Pop quiz: What do the original Mac, Ridley Scott’s Blade Runner, supersonic airplane Concorde, the Sony Walkman, and the Braun ET66 calculator have in common?

Give up? The answer is that they’re all cited as inspirations for designing the original iPhone back in 2007. The full list was recently shared by Imran Chaudhri, one of the software designers who helped create Apple’s breakthrough smartphone.

Chaudri, who has now left Apple to co-found the startup Hu.ma.ne, gave his answer on Twitter after being posed the question by another user. Other references he gave as touchpoints include Italian designer Massimo Vignelli (misspelled “Vignale”), U.S. industrial designer Henry Dreyfuss, the music band The Beatles, NASA, the English music label Warp, Polaroid, Arthur C. Clarke, and Finnish-American architect Eero Saarinen.
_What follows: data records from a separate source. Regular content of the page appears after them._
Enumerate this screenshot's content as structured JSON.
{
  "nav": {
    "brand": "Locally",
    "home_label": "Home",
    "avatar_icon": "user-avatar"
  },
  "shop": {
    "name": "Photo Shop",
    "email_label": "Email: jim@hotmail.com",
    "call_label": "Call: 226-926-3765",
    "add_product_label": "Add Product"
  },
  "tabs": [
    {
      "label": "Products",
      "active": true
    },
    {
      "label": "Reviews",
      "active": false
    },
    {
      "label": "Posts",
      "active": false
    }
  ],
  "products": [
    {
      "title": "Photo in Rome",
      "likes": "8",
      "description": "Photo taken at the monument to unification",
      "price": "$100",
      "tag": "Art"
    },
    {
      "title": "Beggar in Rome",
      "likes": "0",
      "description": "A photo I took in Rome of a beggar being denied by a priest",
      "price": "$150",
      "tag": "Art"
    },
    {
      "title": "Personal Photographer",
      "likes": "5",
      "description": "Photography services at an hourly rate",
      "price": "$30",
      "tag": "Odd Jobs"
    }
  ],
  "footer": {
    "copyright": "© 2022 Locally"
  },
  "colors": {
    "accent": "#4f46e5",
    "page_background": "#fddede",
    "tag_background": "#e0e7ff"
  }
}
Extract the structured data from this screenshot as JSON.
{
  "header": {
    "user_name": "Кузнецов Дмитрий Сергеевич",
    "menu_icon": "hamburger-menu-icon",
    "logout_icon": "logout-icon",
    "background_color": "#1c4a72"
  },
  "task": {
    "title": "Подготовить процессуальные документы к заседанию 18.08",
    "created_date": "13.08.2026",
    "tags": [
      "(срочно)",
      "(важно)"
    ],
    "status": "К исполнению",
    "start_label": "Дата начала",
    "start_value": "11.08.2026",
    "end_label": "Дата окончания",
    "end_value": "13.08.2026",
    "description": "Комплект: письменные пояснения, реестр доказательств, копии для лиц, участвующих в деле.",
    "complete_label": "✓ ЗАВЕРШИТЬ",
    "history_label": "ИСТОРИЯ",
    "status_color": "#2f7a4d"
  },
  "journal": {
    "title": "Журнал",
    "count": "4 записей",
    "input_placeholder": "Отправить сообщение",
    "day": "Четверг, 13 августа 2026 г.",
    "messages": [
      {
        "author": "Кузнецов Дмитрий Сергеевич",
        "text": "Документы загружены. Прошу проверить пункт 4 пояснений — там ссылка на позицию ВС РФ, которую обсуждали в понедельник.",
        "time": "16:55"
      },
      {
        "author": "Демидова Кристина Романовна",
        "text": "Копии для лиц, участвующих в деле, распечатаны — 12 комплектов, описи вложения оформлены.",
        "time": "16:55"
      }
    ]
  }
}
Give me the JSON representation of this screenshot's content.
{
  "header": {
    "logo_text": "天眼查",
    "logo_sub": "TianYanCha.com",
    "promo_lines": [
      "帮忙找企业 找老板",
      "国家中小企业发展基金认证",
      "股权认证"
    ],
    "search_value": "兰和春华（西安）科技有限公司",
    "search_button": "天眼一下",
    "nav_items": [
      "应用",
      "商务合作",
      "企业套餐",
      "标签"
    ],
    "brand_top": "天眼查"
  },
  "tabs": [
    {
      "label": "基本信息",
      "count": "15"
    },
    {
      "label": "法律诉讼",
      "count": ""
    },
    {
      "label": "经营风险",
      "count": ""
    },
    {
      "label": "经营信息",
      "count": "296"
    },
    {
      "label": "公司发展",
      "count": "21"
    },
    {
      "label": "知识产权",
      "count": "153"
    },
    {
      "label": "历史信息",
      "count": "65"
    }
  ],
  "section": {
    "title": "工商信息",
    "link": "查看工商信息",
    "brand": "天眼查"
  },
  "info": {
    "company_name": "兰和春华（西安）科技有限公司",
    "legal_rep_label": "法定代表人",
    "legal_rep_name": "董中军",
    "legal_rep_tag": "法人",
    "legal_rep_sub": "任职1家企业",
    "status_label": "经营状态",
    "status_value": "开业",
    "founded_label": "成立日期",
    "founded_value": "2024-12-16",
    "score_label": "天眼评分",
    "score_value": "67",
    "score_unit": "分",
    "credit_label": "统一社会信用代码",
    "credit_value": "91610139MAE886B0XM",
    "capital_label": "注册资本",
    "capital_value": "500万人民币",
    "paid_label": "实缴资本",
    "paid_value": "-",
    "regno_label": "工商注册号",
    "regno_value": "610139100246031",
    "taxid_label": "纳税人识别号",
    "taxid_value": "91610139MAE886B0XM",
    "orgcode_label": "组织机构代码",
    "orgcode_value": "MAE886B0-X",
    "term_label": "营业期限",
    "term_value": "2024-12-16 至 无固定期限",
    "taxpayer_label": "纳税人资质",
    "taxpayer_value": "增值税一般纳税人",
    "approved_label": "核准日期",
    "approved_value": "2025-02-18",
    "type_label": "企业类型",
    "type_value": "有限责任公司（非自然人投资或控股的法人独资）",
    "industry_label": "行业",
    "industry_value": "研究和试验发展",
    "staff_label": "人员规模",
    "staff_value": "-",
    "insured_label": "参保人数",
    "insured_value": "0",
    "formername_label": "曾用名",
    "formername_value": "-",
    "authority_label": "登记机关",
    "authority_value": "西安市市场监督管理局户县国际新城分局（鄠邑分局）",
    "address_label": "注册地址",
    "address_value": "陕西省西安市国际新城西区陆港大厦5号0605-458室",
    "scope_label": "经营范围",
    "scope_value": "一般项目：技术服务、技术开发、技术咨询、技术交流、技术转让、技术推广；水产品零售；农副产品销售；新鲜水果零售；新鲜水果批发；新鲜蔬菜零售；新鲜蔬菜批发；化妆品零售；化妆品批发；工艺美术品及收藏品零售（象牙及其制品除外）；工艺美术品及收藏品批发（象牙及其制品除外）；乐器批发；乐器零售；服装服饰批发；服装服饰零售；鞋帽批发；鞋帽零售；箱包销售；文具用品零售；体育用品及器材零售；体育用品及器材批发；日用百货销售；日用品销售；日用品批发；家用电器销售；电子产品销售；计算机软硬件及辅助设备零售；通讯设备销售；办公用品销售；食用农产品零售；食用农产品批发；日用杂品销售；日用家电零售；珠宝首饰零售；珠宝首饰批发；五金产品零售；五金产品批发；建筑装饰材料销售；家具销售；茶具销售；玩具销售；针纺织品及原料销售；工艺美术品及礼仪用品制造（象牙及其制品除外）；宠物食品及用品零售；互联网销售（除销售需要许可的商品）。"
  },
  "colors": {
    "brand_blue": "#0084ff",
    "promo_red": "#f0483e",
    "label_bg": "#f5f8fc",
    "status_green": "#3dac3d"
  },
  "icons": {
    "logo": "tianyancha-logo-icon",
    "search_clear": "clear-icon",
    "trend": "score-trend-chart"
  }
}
The inspirations aren’t all obvious, of course. Interestingly, there are zero phones listed — which completely makes sense since Apple’s inspiration for making the iPhone was dissatisfaction at the devices already on the market. Other than that, it’s fun to imagine who contributed each inspiration. The Beatles were famously a love of Steve Jobs, while Braun and Warp Records seem like they’d belong more to Jony Ive.

What does come through with all of them, however, is a sense of futuristic, minimalist cool which absolutely translated to the iPhone. The sleek Concorde was instantly recognizable from its silhouette alone, and carried an air of ahead-of-its-time luxury. Similarly, NASA evokes the kind of space age utopia that Jobs grew up with (he would have been a teenager at the time of the first moon landing.)

Imran Chaudhri doesn’t pretend that these were the only inspirations for the iPhone, of course. He also includes the important phrase “among others.”

But, in the same way that Jobs used items like a luxury Bösendorfer piano and black and white photographic prints of the American West by Ansel Adams to inspire the original Mac team, so it seems did the iPhone team have a similar approach to inspiration.

Cult of Mac